The Harrisburg (Pa.) Patriot-News points out that Masser didn't always feel this way. Last June, during Sandusky's trial, he said that Spanier had been fired "because we didn't have confidence in his ability to lead us through this crisis. We had no idea (at the time) he would be involved in a cover-up." And he added that it appeared "top administration officials and top athletic officials were involved in making the decision to not inform the proper authorities." Masser later apologized for those remarks.
The Paterno family supports Masser's latest stance. They issued a statement Tuesday night calling his statements "a critically important development."

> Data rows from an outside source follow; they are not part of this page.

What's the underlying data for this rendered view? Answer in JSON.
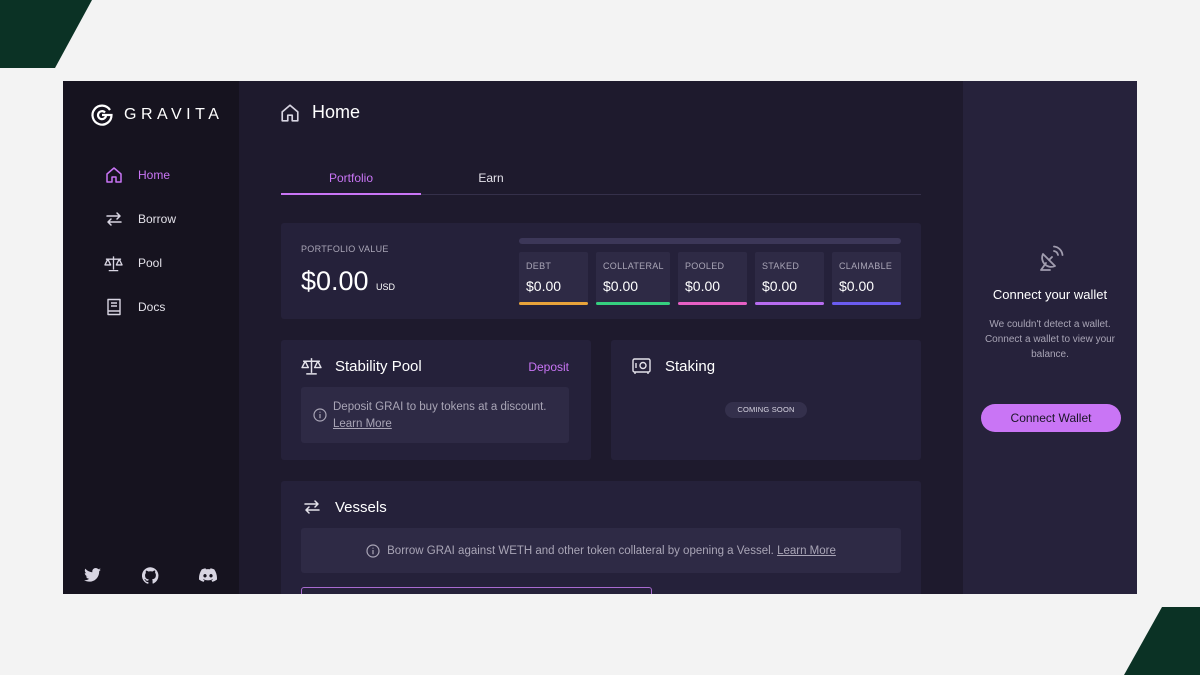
{
  "brand": {
    "name": "GRAVITA",
    "logo_icon": "gravita-logo-icon",
    "accent": "#c975f5"
  },
  "sidebar": {
    "items": [
      {
        "label": "Home",
        "icon": "home-icon",
        "active": true
      },
      {
        "label": "Borrow",
        "icon": "arrows-swap-icon",
        "active": false
      },
      {
        "label": "Pool",
        "icon": "balance-scale-icon",
        "active": false
      },
      {
        "label": "Docs",
        "icon": "book-icon",
        "active": false
      }
    ],
    "social": [
      "twitter-icon",
      "github-icon",
      "discord-icon"
    ]
  },
  "header": {
    "title": "Home",
    "icon": "home-icon"
  },
  "tabs": [
    {
      "label": "Portfolio",
      "active": true
    },
    {
      "label": "Earn",
      "active": false
    }
  ],
  "portfolio": {
    "label": "PORTFOLIO VALUE",
    "value": "$0.00",
    "unit": "USD",
    "stats": [
      {
        "label": "DEBT",
        "value": "$0.00",
        "color": "#e8a33a"
      },
      {
        "label": "COLLATERAL",
        "value": "$0.00",
        "color": "#35d07f"
      },
      {
        "label": "POOLED",
        "value": "$0.00",
        "color": "#e65fc4"
      },
      {
        "label": "STAKED",
        "value": "$0.00",
        "color": "#b76cf0"
      },
      {
        "label": "CLAIMABLE",
        "value": "$0.00",
        "color": "#6b5cf0"
      }
    ]
  },
  "stability_pool": {
    "title": "Stability Pool",
    "action": "Deposit",
    "info": "Deposit GRAI to buy tokens at a discount.",
    "link": "Learn More"
  },
  "staking": {
    "title": "Staking",
    "badge": "COMING SOON"
  },
  "vessels": {
    "title": "Vessels",
    "info": "Borrow GRAI against WETH and other token collateral by opening a Vessel.",
    "link": "Learn More"
  },
  "wallet": {
    "title": "Connect your wallet",
    "description": "We couldn't detect a wallet. Connect a wallet to view your balance.",
    "button": "Connect Wallet",
    "icon": "satellite-dish-icon"
  }
}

"What Freeh represented a year ago as solid evidence is now widely understood to be unsupported speculative conclusions, rather than hard facts. It is a step forward that members of the Board are publicly backing away from Freeh’s central allegations.
"Unfortunately, the NCAA based their unprecedented penalties against Penn State entirely on the Freeh report. With the credibility of the report eroding on a daily basis, it is imperative that the NCAA revisit their actions."
But Penn Staters for Responsible Stewardship, an alumni group, criticized Masser and Eckel. Their spokeswoman told the Patriot-News that "this latest PR tour of trustee doublespeak rings hollow and contradictory. The trustees' year-long silence on the Freeh conclusions reeks of disengagement, fiduciary irresponsibility and poor leadership. Where was the trustees' defense of Penn State when it was needed most?”
Nittany Lions head coach Bill O'Brien has said the school needs to move on, and he told the trustees last week that going to war with the NCAA does nothing but hurt the program. If there's one person who's shown great leadership throughout this whole terrible ordeal, it's O'Brien. The trustees would be wise to follow him.
A little more than a year after the Freeh Report condemned Penn State's leadership for its role in the Jerry Sandusky sex-abuse scandal, top university trustees now say the report's findings of a school coverup are nothing more than "speculation.